THE TASK: Locate the word "BJHIT" in the entries below, then gather every line that holds it.

Items listed in a dataset:

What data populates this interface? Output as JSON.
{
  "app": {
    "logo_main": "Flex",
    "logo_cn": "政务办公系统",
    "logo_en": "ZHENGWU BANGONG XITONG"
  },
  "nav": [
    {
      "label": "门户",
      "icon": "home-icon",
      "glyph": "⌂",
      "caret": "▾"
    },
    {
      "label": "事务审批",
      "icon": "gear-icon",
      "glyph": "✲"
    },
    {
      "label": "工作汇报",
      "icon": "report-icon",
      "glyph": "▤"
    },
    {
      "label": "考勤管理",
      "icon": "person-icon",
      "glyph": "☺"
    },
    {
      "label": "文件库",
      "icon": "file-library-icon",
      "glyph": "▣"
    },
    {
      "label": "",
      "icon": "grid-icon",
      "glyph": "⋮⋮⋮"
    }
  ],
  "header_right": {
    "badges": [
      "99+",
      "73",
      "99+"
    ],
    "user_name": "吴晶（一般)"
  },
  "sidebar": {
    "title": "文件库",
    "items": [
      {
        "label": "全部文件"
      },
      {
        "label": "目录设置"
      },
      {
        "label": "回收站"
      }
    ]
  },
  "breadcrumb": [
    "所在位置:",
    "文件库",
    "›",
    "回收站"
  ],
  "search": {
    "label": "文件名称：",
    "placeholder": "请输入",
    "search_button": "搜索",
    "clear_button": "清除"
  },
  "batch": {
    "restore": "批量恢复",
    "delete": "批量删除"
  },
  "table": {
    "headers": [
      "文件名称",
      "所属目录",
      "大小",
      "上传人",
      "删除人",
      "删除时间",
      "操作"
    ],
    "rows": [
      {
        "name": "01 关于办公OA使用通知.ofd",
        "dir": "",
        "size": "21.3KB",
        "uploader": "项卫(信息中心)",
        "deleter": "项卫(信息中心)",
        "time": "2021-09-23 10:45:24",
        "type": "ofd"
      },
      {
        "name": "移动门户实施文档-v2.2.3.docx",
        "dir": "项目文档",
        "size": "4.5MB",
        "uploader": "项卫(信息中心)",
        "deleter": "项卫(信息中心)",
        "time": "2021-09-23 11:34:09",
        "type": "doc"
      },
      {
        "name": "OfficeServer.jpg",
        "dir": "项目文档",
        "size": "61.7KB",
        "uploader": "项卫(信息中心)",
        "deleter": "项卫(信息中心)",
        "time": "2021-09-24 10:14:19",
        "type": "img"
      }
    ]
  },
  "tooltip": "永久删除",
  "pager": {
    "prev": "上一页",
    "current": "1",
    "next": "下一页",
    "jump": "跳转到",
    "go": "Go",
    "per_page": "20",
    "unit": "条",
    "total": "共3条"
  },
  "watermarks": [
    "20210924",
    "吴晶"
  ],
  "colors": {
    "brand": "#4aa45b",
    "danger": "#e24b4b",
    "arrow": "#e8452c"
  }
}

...

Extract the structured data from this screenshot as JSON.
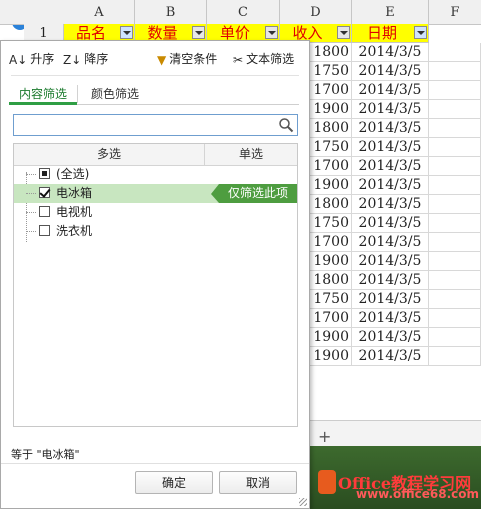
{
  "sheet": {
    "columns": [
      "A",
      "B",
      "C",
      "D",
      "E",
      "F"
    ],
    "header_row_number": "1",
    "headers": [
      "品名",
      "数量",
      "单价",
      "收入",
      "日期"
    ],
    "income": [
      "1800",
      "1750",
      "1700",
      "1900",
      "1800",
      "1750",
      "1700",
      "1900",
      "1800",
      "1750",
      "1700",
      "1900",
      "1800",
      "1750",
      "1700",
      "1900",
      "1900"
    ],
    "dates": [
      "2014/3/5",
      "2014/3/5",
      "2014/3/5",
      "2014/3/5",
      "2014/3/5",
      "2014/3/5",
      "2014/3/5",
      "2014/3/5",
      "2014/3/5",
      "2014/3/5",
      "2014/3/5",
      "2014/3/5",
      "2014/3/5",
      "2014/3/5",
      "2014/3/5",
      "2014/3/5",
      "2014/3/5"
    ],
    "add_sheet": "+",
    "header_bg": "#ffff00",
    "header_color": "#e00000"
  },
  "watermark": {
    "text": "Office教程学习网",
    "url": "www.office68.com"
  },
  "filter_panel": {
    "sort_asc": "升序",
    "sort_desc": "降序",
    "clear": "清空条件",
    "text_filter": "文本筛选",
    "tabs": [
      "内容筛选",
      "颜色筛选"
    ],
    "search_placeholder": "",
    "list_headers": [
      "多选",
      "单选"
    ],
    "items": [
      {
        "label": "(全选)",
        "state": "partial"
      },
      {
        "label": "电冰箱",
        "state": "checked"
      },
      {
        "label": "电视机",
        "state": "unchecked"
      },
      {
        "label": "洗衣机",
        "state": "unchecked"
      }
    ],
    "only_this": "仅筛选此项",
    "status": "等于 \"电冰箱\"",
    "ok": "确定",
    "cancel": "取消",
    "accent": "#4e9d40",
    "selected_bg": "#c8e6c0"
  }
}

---

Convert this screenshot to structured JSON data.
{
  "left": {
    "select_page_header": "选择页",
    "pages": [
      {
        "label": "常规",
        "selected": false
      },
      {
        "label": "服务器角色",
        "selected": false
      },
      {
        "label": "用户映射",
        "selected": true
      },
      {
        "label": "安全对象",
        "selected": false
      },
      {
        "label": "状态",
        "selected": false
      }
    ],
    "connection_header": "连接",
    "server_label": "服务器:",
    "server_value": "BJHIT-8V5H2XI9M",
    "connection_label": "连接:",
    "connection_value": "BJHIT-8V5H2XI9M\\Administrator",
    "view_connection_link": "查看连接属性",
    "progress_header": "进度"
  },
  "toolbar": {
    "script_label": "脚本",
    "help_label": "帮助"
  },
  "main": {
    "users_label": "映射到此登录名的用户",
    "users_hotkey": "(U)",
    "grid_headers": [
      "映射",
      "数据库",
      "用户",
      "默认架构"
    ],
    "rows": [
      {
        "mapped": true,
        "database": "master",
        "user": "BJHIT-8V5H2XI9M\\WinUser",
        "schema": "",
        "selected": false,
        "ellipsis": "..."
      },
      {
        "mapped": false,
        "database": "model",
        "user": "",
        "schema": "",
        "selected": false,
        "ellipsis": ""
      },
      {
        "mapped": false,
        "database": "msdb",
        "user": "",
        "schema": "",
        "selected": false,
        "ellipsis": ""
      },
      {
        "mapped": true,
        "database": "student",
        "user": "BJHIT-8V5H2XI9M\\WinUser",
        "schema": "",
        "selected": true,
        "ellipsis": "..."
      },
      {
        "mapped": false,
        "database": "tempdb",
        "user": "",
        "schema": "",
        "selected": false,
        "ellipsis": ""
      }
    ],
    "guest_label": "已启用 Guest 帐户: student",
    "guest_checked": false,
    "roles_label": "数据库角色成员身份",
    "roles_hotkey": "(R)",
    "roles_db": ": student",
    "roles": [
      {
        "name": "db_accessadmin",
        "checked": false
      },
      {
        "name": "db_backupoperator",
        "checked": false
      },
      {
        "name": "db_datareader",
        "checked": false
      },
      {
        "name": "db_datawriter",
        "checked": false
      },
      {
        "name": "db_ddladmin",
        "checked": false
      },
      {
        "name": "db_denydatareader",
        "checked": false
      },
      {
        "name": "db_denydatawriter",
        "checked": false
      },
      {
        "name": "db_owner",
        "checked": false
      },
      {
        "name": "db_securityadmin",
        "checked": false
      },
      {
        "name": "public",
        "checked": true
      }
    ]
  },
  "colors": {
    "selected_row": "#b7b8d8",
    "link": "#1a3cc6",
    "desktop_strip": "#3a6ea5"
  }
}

ANSWER AREA:
    "server_value": "BJHIT-8V5H2XI9M",
    "connection_value": "BJHIT-8V5H2XI9M\\Administrator",
        "user": "BJHIT-8V5H2XI9M\\WinUser",
        "user": "BJHIT-8V5H2XI9M\\WinUser",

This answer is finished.